Opposition - Who stands in their way? Why do they oppose the main character? NB. In a disaster movie this is not necessarily a living creature.
Strengths and weaknesses - What are the main characters strengths and weakness (physical, mental and sociological)? How are these tested during the story? How do opponent(s) attack their weaknesses?
Stages of conflict - What are the main stages of the conflict? How does each stage challenge a different aspect of the character?
Reversals and revelations - What are the main reversals of fortune (from good to bad and vice versa) and revelations during the narrative? How do these help propel the narrative forward?
Recognition - What are the key moments when the audience realises the character will need to make greater efforts to achieve their goals?

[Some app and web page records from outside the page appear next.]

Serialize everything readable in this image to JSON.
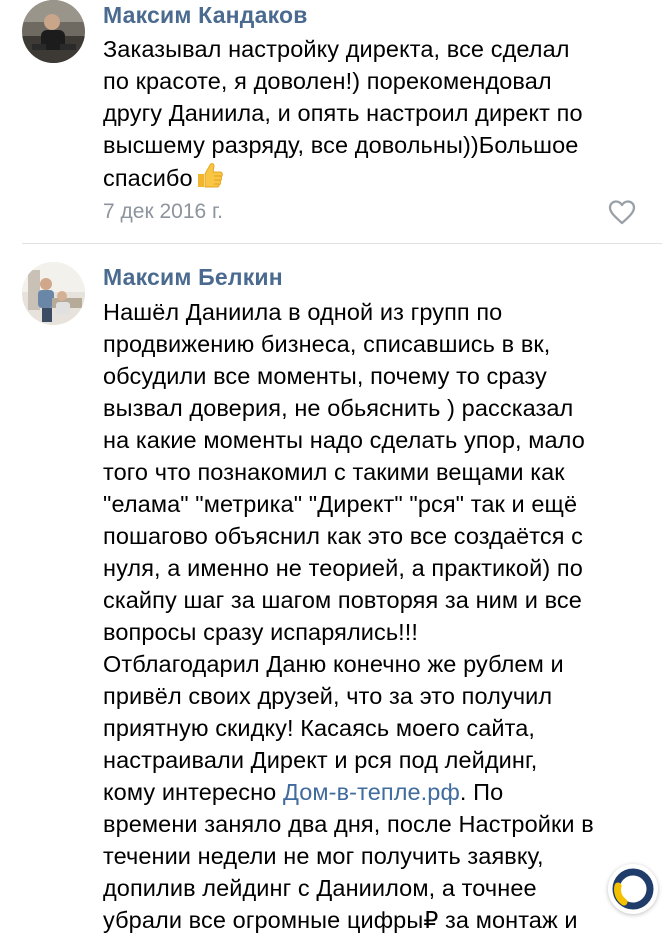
{
  "comments": [
    {
      "author": "Максим Кандаков",
      "lines": [
        "Заказывал настройку директа, все сделал",
        "по красоте, я доволен!) порекомендовал",
        "другу Даниила, и опять настроил директ по",
        "высшему разряду, все довольны))Большое",
        "спасибо"
      ],
      "emoji": "thumbs-up-emoji",
      "date": "7 дек 2016 г.",
      "like_icon": "heart-outline-icon"
    },
    {
      "author": "Максим Белкин",
      "lines": [
        "Нашёл Даниила в одной из групп по",
        "продвижению бизнеса, списавшись в вк,",
        "обсудили все моменты, почему то сразу",
        "вызвал доверия, не обьяснить ) рассказал",
        "на какие моменты надо сделать упор, мало",
        "того что познакомил с такими вещами как",
        "\"елама\" \"метрика\" \"Директ\" \"рся\" так и ещё",
        "пошагово объяснил как это все создаётся с",
        "нуля, а именно не теорией, а практикой) по",
        "скайпу шаг за шагом повторяя за ним и все",
        "вопросы сразу испарялись!!!",
        "Отблагодарил Даню конечно же рублем и",
        "привёл своих друзей, что за это получил",
        "приятную скидку! Касаясь моего сайта,",
        "настраивали Директ и рся под лейдинг,"
      ],
      "link_line": {
        "before": "кому интересно ",
        "link": "Дом-в-тепле.рф",
        "after": ". По"
      },
      "lines_after": [
        "времени заняло два дня, после Настройки в",
        "течении недели не мог получить заявку,",
        "допилив лейдинг с Даниилом, а точнее",
        "убрали все огромные цифры₽ за монтаж и"
      ]
    }
  ],
  "colors": {
    "author": "#4a6b8f",
    "link": "#3f6b9e",
    "date": "#8d949e",
    "divider": "#dfe1e4",
    "badge_blue": "#1f3c6b",
    "badge_yellow": "#f4c000"
  }
}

Self recognition - Does the main character realise that he or she will need to change in order to defeat their opponent and achieve their goal? If so when does this happen? NB. There may be more than one step to full realisation (if it happens)
Climax - What is the climactic moment of the film and how does this satisfy the big questions the audience has been asking about the characters?
Resolution - Is the conflict resolved in a surprising, interesting and emotionally engaging fashion?
Aftermath - How has the world been changed by the action and conflict we have witnessed?
Narrative techniques that apply to both factual and fictional narratives:
Shots - are any types of shot used more frequently than others? How are they used? How often are they used? Are there any used in judicious moments for special effect? What is that effect?
Angles - Is there any system to the use of lenses and angles?
Cuts - Are any types of cut (on any of the layers) used more frequently than others? What effect does this help produce? Are any used?
Camera Movements - Are there any specific cinematographical camera movements employed? Where and how are they used to reveal new information and create specific effects or moods? e.g. Dolly, Crane Shot, Crash Zoom, Pan, Titles
Composition, colour, etc. - Are there any specific compositional techniques, colour schemes, lighting systems or references to art-history that are being used to influence the audience?
Setting - What is the setting for the film both in terms of the general setting and specific use of locations (or choice not to use them)? You may also want to think about the time in which something is set or how different times or how different eras are established (in period films), compared or contrasted e.g. in epics or documentaries.
Imagery, colour and symbolism - Do the filmmakers choose to use any images, symbols, colours situations that are particularly distinctive on their own or which repeat and create a pattern of meaning? What affect do these uses have? How do these uses relate to external sets of symbols?
Soundscape - Is there anything special about the soundscape? Could be more background or foreground noise? Could be added non-diegetic sounds or special FX? Play the clip without sound, then with sound. How does the sound affect your perception of the action, your understanding of the narrative and your emotional involvement in it? Consider:
Music – Is there any particular style or pattern to the music? Is it generally diegetic or non-diegetic? Is there anything significant in the choice or timbre of the chosen instruments or use orchestration? Is the music's use appropriate to the subject matter or used for contrast or juxtaposition? In a factual film you may ask whether use of music is appropriate or whether it carries too much bias? Is it themed in any way to event, character, setting, etc.? How is it used to support the other narrative layers of the film?
Links to other pages in this section: